Martinez heats up immigration debate
By Gebe Martinez
The Politico (Washington, DC), March 18, 2009
As national Republican Party conservatives debate whether the partys tent is big enough for the more progressive leanings of its first African-American chairman, Michael Steele, another Republican leader has reignited his own cause that always threatens to blow the top off the tent.
Sen. Mel Martinez of Florida, the former Republican Party chairman who vividly remembers the 'variety of names' conservatives called him because of his work on immigrant rights, is readying for another big brawl over the issue.
Right now, months before President Barack Obama is expected to outline his own immigration plan and before Sen. John McCain (R-Ariz.) decides how to re-engage on the issue presumably after Obama shows his hand Martinez is heating up the debate that will stretch his own partys tolerance for increased immigration and multiculturalism.
The Florida senator is in a hurry to lead on immigration: He has less than two years remaining in his self-limited single term in the Senate.
'We have got to come to an understanding' on immigration, Martinez implored recently at the National Council of La Razas gala, where he and Sen. Edward M. Kennedy (D-Mass.) were honored for their work on behalf of Hispanics. 'Comprehensive immigration reform has got to be back on the top of the agenda,' Martinez said. 'Its the right thing to do.'
Though Obama has promised to reform the immigration system, he has not decided when, leaving Martinez to conclude the delay shows a 'lack of direction or interest.' But clearly, the Republican senator is putting pressure on the Democratic White House because there is little hope of changing the minds of his own party members standing under the incredible shrinking Republican Party tent.
Conservative Republicans rejected Martinezs previous work with Kennedy on immigration bills that failed in the Senate in 2006 and 2007. (The second bill went down during Martinezs 10-month stint as national party chairman, which he jokingly described to talk show host Jon Stewart as a 'misguided adventure.')
'I think that the reality of all thats happened to our party in the last four years is beginning to dawn on people,' though not enough people, Martinez said later.
'I dont want to be too optimistic, but at the same time, I think there are [Republican] folks who understand the importance of this issue as a human rights issue as well as a political issue.
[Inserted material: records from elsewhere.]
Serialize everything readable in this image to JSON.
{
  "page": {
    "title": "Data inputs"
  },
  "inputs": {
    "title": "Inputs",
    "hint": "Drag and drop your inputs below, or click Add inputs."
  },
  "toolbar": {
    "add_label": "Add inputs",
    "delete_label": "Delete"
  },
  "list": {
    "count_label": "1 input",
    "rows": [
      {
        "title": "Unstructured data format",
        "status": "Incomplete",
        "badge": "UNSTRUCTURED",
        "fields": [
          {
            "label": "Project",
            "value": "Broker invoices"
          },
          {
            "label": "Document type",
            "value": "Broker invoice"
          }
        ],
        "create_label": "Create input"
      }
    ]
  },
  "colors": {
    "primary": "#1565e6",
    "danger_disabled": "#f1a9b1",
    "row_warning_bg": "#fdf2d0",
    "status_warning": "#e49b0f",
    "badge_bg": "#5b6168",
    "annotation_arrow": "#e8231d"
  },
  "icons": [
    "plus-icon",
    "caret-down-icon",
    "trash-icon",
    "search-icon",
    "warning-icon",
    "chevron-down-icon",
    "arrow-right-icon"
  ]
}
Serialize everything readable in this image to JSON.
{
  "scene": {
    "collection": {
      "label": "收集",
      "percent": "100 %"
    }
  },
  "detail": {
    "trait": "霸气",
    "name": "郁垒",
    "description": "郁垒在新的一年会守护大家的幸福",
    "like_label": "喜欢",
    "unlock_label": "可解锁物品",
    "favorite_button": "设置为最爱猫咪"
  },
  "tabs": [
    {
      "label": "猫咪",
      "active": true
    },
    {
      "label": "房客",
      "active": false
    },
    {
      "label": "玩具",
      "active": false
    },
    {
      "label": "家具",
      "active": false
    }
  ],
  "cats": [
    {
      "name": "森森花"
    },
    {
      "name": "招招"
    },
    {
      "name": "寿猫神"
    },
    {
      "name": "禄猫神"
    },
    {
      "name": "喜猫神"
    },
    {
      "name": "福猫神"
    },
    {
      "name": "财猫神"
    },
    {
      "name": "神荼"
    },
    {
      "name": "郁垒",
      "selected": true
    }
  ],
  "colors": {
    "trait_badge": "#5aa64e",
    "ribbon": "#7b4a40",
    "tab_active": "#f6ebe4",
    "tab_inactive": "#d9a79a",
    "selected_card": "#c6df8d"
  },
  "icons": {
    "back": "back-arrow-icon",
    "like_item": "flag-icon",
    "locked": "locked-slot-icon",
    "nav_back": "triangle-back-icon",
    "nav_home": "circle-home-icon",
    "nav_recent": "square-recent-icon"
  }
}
I am sure many minds have not been changed as well, but I think its possible.'
Pushing ahead, the Republican senator plans to keep bringing up the subject that few in Washington are ready to take on. 'I want to be a little bit of an irritant until someone at the White House decides this needs to be on the agenda,' Martinez said.
At the recent NCLR dinner, the highest-ranking Hispanic Republican agonized over the plight of legal and illegal immigrants who are exploited in the workplace, are 'treated as half human beings' and live in fear of enforcement actions that may rip apart their families.
As one who fled Fidel Castros Cuba at 15, Martinez understands immigrants fears of arriving in a new country without knowing the language or the culture.
Martinez may want to team up with the Congressional Hispanic Caucus ongoing national campaign for a broad bill that would combine law enforcement and hefty legalization rules. The caucus hopes to take the bill to the House floor this fall.
The senator also can rebut the fear-mongering tactics of immigration restrictionists who have now added the battering recession to their list of reasons for limiting the number of immigrants in the U.S.
The Center for Immigration Studies, which seeks to restrict legal immigration, recently used questionable methodology to conclude that undocumented immigrants will be filling 300,000 construction jobs under the stimulus law. The CIS message: Out of work? An illegal immigrant just took your tax-funded job. Be afraid.
Immigrants rights and business groups argue there are still many jobs performed by immigrants that others will not touch, even in desperate times. Laid-off Microsoft computer engineers are not likely to seek work fixing roofs on high-rises or cleaning hotel toilets.
Heck, maybe the senator can persuade Jon Stewart to hold accountable the mad anti-immigration broadcasters/entertainers the way he did last week with CNBCs 'Mad Money' host Jim Cramer, the former money manager who hyped the stock market bubble on the business news network with dangerous consequences.
'Lou Dobbs is as corrosive as anybody on this [immigration] issue,' Martinez said of the CNN host.
Moving forward, Martinez will see the growing strength of the progressive movement. The political change, combined with the exponential growth of the foreign-born population over the next 40 years, signals 'the coming irrelevance of hard-line anti-immigration politics,' according to a study by the Center for American Progress.
Martinez concedes the issue takes more leadership than one senator from the minority party can provide. But 'I am going to keep talking about it,' he said. 'I am going to continue to keep the conversation alive, and if I have a chance to keep it in front of the Senate, I am going to be a voice for the voiceless.'
It could be his last chance.